Extracted data entries:
____________

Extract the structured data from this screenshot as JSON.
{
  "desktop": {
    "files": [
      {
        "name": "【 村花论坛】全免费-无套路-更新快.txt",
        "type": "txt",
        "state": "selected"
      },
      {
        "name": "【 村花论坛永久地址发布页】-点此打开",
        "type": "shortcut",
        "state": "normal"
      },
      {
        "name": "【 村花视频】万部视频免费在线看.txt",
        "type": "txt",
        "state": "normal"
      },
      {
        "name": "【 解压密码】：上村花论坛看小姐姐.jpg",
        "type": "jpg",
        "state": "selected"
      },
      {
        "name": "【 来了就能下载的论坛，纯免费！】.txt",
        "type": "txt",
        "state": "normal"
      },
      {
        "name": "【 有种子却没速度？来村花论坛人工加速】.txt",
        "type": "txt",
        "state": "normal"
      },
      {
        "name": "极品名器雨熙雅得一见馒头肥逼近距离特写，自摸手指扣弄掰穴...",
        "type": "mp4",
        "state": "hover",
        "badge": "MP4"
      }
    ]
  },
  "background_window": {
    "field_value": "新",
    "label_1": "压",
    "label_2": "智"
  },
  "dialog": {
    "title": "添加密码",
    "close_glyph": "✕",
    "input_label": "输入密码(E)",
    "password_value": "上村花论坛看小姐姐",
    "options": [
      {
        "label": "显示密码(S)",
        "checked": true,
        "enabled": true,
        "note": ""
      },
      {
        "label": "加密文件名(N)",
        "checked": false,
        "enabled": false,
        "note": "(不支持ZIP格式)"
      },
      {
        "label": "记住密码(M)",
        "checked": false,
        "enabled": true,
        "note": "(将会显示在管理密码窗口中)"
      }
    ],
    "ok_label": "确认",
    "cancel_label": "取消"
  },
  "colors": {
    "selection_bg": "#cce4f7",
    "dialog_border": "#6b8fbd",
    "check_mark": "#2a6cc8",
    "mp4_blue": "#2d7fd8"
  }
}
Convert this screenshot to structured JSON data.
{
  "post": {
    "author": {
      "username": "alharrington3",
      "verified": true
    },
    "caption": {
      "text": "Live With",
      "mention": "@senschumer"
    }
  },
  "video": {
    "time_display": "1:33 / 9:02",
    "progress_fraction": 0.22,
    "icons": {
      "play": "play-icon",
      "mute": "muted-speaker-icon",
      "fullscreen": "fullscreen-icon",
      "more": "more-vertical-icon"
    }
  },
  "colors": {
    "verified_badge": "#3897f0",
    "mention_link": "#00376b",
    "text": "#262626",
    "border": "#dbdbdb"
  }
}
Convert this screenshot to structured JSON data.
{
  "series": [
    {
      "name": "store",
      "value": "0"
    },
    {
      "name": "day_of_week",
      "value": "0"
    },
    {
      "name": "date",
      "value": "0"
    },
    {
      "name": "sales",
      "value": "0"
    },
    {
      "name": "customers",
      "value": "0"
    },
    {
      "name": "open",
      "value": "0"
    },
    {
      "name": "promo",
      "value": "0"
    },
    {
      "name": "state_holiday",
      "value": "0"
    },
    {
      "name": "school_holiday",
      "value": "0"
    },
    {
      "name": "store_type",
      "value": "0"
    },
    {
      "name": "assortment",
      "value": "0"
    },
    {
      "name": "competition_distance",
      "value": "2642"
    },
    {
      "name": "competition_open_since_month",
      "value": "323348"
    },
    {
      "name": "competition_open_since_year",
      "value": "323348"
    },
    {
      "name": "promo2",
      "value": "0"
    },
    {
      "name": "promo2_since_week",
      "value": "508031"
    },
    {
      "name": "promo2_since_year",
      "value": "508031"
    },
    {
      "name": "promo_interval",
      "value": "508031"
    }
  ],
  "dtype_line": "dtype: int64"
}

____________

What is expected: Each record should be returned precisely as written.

Completed exercise:
Extract the structured data from this screenshot as JSON.
{
  "desktop": {
    "files": [
      {
        "name": "【 村花论坛】全免费-无套路-更新快.txt",
        "type": "txt",
        "state": "selected"
      },
      {
        "name": "【 村花论坛永久地址发布页】-点此打开",
        "type": "shortcut",
        "state": "normal"
      },
      {
        "name": "【 村花视频】万部视频免费在线看.txt",
        "type": "txt",
        "state": "normal"
      },
      {
        "name": "【 解压密码】：上村花论坛看小姐姐.jpg",
        "type": "jpg",
        "state": "selected"
      },
      {
        "name": "【 来了就能下载的论坛，纯免费！】.txt",
        "type": "txt",
        "state": "normal"
      },
      {
        "name": "【 有种子却没速度？来村花论坛人工加速】.txt",
        "type": "txt",
        "state": "normal"
      },
      {
        "name": "极品名器雨熙雅得一见馒头肥逼近距离特写，自摸手指扣弄掰穴...",
        "type": "mp4",
        "state": "hover",
        "badge": "MP4"
      }
    ]
  },
  "background_window": {
    "field_value": "新",
    "label_1": "压",
    "label_2": "智"
  },
  "dialog": {
    "title": "添加密码",
    "close_glyph": "✕",
    "input_label": "输入密码(E)",
    "password_value": "上村花论坛看小姐姐",
    "options": [
      {
        "label": "显示密码(S)",
        "checked": true,
        "enabled": true,
        "note": ""
      },
      {
        "label": "加密文件名(N)",
        "checked": false,
        "enabled": false,
        "note": "(不支持ZIP格式)"
      },
      {
        "label": "记住密码(M)",
        "checked": false,
        "enabled": true,
        "note": "(将会显示在管理密码窗口中)"
      }
    ],
    "ok_label": "确认",
    "cancel_label": "取消"
  },
  "colors": {
    "selection_bg": "#cce4f7",
    "dialog_border": "#6b8fbd",
    "check_mark": "#2a6cc8",
    "mp4_blue": "#2d7fd8"
  }
}
Convert this screenshot to structured JSON data.
{
  "post": {
    "author": {
      "username": "alharrington3",
      "verified": true
    },
    "caption": {
      "text": "Live With",
      "mention": "@senschumer"
    }
  },
  "video": {
    "time_display": "1:33 / 9:02",
    "progress_fraction": 0.22,
    "icons": {
      "play": "play-icon",
      "mute": "muted-speaker-icon",
      "fullscreen": "fullscreen-icon",
      "more": "more-vertical-icon"
    }
  },
  "colors": {
    "verified_badge": "#3897f0",
    "mention_link": "#00376b",
    "text": "#262626",
    "border": "#dbdbdb"
  }
}
Convert this screenshot to structured JSON data.
{
  "series": [
    {
      "name": "store",
      "value": "0"
    },
    {
      "name": "day_of_week",
      "value": "0"
    },
    {
      "name": "date",
      "value": "0"
    },
    {
      "name": "sales",
      "value": "0"
    },
    {
      "name": "customers",
      "value": "0"
    },
    {
      "name": "open",
      "value": "0"
    },
    {
      "name": "promo",
      "value": "0"
    },
    {
      "name": "state_holiday",
      "value": "0"
    },
    {
      "name": "school_holiday",
      "value": "0"
    },
    {
      "name": "store_type",
      "value": "0"
    },
    {
      "name": "assortment",
      "value": "0"
    },
    {
      "name": "competition_distance",
      "value": "2642"
    },
    {
      "name": "competition_open_since_month",
      "value": "323348"
    },
    {
      "name": "competition_open_since_year",
      "value": "323348"
    },
    {
      "name": "promo2",
      "value": "0"
    },
    {
      "name": "promo2_since_week",
      "value": "508031"
    },
    {
      "name": "promo2_since_year",
      "value": "508031"
    },
    {
      "name": "promo_interval",
      "value": "508031"
    }
  ],
  "dtype_line": "dtype: int64"
}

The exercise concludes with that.